It’s not easy, in fact, it’s the hardest part building a startup. It requires training, patience, empathy, emotional intelligence and defying our reptile brain. A good place to start is with Tara Horn’s post on the 5 Stages of Culture.

“Startups would be easy if we didn’t have to deal with any people.” — Every Startup Founder in the World.

“I can’t hire that candidate because she is too old, we have an image to uphold” (Age Echo Chamber)

The candidate was perfect for the role. She was brilliant, had a variety of experience, and crushed the interviews. But, the founders deemed the candidate “way too old.” She was 34.

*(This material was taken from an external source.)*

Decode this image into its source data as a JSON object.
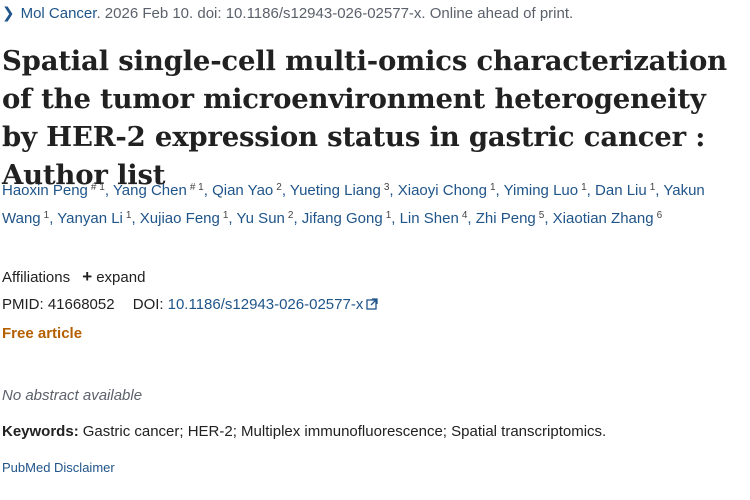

The Age Echo Chamber is one of the many discrimination trends that Silicon Valley ignores because most founders are young and want to have similar ages in their startup.

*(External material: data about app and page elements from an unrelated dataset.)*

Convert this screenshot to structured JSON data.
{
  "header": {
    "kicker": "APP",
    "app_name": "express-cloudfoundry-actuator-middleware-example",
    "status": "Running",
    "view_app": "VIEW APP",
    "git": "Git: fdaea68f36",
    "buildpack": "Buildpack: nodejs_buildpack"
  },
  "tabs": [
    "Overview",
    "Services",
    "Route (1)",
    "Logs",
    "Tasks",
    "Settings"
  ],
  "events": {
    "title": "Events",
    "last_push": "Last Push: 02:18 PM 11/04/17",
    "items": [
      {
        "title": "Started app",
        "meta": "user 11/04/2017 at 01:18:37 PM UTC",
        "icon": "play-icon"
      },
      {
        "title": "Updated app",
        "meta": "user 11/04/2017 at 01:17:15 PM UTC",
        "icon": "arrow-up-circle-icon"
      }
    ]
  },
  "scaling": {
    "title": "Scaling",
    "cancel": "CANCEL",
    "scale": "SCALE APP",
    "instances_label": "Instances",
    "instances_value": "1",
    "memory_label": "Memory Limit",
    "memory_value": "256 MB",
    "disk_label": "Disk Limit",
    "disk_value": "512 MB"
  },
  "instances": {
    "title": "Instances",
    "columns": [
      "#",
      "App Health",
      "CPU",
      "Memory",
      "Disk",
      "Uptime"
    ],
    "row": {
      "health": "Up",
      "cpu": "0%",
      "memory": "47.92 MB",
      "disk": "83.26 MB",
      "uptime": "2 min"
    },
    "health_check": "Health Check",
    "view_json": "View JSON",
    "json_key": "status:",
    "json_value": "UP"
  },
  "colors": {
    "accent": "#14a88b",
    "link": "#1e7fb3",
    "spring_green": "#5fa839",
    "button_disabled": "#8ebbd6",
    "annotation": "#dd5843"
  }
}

To combat this echo chamber, I brought her in for another interview to answer a test of technical questions I created based on the trajectory of the product. Unbeknownst to the founders, I also had their senior programmers, who were “less experienced, but fit the image” answer the same questions.

I presented the founders with a blind “taste test” of the answers, to see who they would hire based only on the results. They outright rejected the answers of their own senior developers!! Guess whose answers they liked and wanted to hire? Unfortunately it was still an uphill battle once I revealed who the candidate was. But, after I educated the founders on the state’s anti-discrimination laws, they hired her as a Senior Developer II / Team Lead.

Founders. Your job is to build the best company to execute your vision. Don’t let image get in the way. Experience eats image, every day of the week. Treehouse’s CEO Ryan Carson wrote an excellent post on why age is an advantage. I suggest you check it out.

more to come soon…


Hi. I’m Slade Sundar. I’m an entrepreneur, speaker, and mentor with a passion for startup ecosystems, travel, and people ops.

I’ve recently moved from the Silicon Valley to the Silicon Forest, and I’m looking to collaborate with differently-minded weirdos. ;)

Like what you read? Please clap!!** Hate it? Please comment! In Portland, and want to grab a coffee? Let’s connect! (twitter / linkedin).

**Also, did you know you can clap up to 50 times easily by holding down the “clapper” — If you’d like to test it out on any of my posts I’m happy to be your guinea pig ;)